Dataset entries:
+---+

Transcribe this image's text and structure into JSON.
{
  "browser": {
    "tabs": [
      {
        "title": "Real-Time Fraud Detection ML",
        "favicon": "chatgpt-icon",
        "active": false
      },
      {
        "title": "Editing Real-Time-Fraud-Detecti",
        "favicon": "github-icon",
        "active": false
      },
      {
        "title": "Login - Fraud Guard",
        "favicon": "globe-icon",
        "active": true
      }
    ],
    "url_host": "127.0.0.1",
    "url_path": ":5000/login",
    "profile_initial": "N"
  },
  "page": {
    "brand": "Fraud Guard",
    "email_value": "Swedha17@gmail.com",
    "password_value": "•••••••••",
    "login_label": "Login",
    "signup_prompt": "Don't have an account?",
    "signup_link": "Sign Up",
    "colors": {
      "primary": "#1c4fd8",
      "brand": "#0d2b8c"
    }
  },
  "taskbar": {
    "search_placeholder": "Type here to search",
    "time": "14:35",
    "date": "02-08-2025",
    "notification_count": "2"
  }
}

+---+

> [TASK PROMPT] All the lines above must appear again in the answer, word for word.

> [EXERCISE OUTPUT]
Transcribe this image's text and structure into JSON.
{
  "browser": {
    "tabs": [
      {
        "title": "Real-Time Fraud Detection ML",
        "favicon": "chatgpt-icon",
        "active": false
      },
      {
        "title": "Editing Real-Time-Fraud-Detecti",
        "favicon": "github-icon",
        "active": false
      },
      {
        "title": "Login - Fraud Guard",
        "favicon": "globe-icon",
        "active": true
      }
    ],
    "url_host": "127.0.0.1",
    "url_path": ":5000/login",
    "profile_initial": "N"
  },
  "page": {
    "brand": "Fraud Guard",
    "email_value": "Swedha17@gmail.com",
    "password_value": "•••••••••",
    "login_label": "Login",
    "signup_prompt": "Don't have an account?",
    "signup_link": "Sign Up",
    "colors": {
      "primary": "#1c4fd8",
      "brand": "#0d2b8c"
    }
  },
  "taskbar": {
    "search_placeholder": "Type here to search",
    "time": "14:35",
    "date": "02-08-2025",
    "notification_count": "2"
  }
}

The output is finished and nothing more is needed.